Rescuing A Chicken Coop

  • Posted on: 19 October 2021
  • By: David Trammel

(This week's guest blog post is from Bethany Ellen Smith. She's given me permission to share her recent experiences in "Recycle and Repair")

"I like deals and world improvement, by way of correcting the half-assery of others who have more money than sense. I figure you all would appreciate what’s happened, here, more than most.

I super love the chicken and garden stuff that makes, but I can’t pay for it. They are some really well-designed and solidly built cedar and welded wire things. They will last a lifetime, and make chicken keeping nicer than usual, if they are installed properly on a simple poured foundation, sealed, and well cared for. It’s that last bit that the Riches who CAN pay Roast And Root for their chicken coops ( never do seem to have interest in, after they shell out for that new price tag, and two weeks later their shiny new thing isn’t shiny and new anymore.

The things are very rarely for sale, secondhand, locally. I’ve actually bought the all three of the coops that I’ve ever seen listed, nearby me.

This year’s infrastructure project was adding two breeding pens to our “chickentown.” We already had the biggest walk-in coop, installed and upgraded nicely. Never a predator issue at all. They’re just the best, and in fact ONLY prefab hen coops that I’ve ever seen that are worth buying, at all.

When I arrived to collect the two new smaller hutches, they’d been incorrectly and incompletely assembled. They were haphazardly attached to one another, making the use of the vital feeding and watering components all but impossible, and intact transport very difficult. They’d been plopped in a nice muddy spot, with no foundation of any kind. They were rotting apart at the bottom, despite the cedar, and the poor bumblefooted hens hadn’t even been moved out of the mudhole. The divorcing sellers hadn’t even mentioned them. I don’t think anyone had even been at that house for at least a week or two, by then.

The hens were WILD from the obviously serial nighttime predator attempts on the coop, in the absence of humans, but it had held up. So they came home with us, too. I guess the plan was to just sell their coop and leave them homeless. Their ventilation hatches had been boarded up to promote respiratory illnesses, their water was poop soup, and their feed bins were full of nothing but green mold. The lady said they were so spoiled that they wouldn’t eat the rotten feed, anymore, but they laid lots of eggs. Of course the eggs that had been left in the mud for weeks were bombs, by the time we arrived to buy the coops. (Have I mentioned that half-assery is super popular here?
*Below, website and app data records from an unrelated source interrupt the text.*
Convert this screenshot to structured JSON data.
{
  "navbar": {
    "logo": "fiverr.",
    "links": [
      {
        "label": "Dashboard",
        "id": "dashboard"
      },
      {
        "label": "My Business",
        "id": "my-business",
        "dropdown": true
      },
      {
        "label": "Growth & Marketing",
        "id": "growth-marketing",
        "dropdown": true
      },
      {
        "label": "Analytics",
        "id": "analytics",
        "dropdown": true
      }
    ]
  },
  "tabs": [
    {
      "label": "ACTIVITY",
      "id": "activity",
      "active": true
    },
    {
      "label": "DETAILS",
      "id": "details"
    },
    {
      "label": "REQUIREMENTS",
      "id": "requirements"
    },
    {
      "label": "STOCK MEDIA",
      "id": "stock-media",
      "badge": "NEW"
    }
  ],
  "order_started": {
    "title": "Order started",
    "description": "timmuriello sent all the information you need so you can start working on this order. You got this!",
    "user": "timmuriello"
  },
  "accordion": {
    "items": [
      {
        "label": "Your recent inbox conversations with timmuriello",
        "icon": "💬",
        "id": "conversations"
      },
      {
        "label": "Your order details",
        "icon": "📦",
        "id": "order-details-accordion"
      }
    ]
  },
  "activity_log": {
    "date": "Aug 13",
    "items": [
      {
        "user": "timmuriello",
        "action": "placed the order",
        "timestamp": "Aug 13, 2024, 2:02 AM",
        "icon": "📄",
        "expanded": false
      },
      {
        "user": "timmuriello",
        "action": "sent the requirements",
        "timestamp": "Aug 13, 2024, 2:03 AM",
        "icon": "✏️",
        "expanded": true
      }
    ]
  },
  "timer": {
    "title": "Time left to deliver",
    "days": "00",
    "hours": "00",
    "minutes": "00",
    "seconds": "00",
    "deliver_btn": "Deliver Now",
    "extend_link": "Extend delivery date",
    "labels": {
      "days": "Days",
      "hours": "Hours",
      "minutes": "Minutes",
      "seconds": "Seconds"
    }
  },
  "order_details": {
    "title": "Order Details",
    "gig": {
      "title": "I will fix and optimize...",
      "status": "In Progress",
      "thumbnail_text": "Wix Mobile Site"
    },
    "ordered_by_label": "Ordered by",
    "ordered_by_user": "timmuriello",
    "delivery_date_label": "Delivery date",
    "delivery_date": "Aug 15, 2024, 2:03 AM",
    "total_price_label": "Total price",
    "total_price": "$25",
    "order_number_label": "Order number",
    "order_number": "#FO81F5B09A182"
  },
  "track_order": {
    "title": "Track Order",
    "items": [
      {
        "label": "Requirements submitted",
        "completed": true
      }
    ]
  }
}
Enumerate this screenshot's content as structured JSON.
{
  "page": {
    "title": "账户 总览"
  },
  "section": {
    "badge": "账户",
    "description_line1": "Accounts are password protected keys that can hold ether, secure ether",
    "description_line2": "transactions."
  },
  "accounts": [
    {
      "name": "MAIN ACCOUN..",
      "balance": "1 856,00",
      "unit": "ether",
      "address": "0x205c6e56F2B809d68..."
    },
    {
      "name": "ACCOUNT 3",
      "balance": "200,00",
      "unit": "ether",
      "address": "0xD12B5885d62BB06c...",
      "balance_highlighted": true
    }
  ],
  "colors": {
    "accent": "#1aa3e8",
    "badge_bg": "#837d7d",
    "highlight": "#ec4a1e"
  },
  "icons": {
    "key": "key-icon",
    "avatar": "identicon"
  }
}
I swear it’s like google isn’t even a thought, usually.)

We broke the nasty things apart in the 100* heat (god bless my poor husband), and loaded up the dying birds. It looked real goofy going down the road, but everything arrived intact, as far as that went with the condition of the things. We deserved tacos, and beer, that day.

It’s taken all summer to get them repaired and foundations poured. SO much bleach, y’all. I used them as an excuse to finally buy a concrete mixer - I did the four ton foundation for the big coop with a shovel and a wheelbarrow, and dear GOD, don’t do that shit alone. I finally got the second one sanded and stained yesterday. They look so much nicer, which is a small spot of brightness in the world as it’s become.

They were in REALLY weathered shape, even the parts that had been put together wrong or not at all. Cedar graying is fine and all, but a smooth sealed finish will last way longer than that. Not too much was missing, and I only had to fabricate a single run panel that had been twisted and warped beyond hope by the poor assembly. Guess who asked if any of the wire or wood was damaged before going to collect them, and was told an emphatic “no”?

All in all, if I’d bought these new, they each run $1500, normally. These are older styles, and design has been nominally improved over the years, but not in any major way. I paid $300 for both. Which was more than anyone else would have given the sellers, given how badly off they were.

The “free laying hens” have all survived their bumblefoot surgeries and are happy fat old ladies, now. None of them lay anymore after the long term neglect that shortened their lifespans so much, but I figure they deserve retirement after that treatment. I’m not a pot pie maker, with my spent layers, after their years of service, and figure them being out to pasture the most, until a fox needs breakfast for her kits, is just fine.

ADMIN: Its nice to get a good deal on used equipment, and even better to put that used equipment to the purpose it was meant to. The last couple of chaotic years have seen many try and get into prepping, discover it easy as buying a few things, and then deciding it just isn't their thing.

You need knowledge, not just stuff. Green Wizards is here to give you that knowledge.

Thank you Bethany Ellen Smith for sharing.


What a story.

I don't know what's more jaw-dropping. Spending that kind of $$ on a chicken coop ($1500 each if I read this right!) and then not doing one darn thing to take care of them or the chickens?

Good grief.

kma's picture

What a story! So much jaw dropping from the dollars to the neglect.

If we had a little more space I would totally be into rehabbing coops. I keep telling Mr. KMA that this is a growth industry.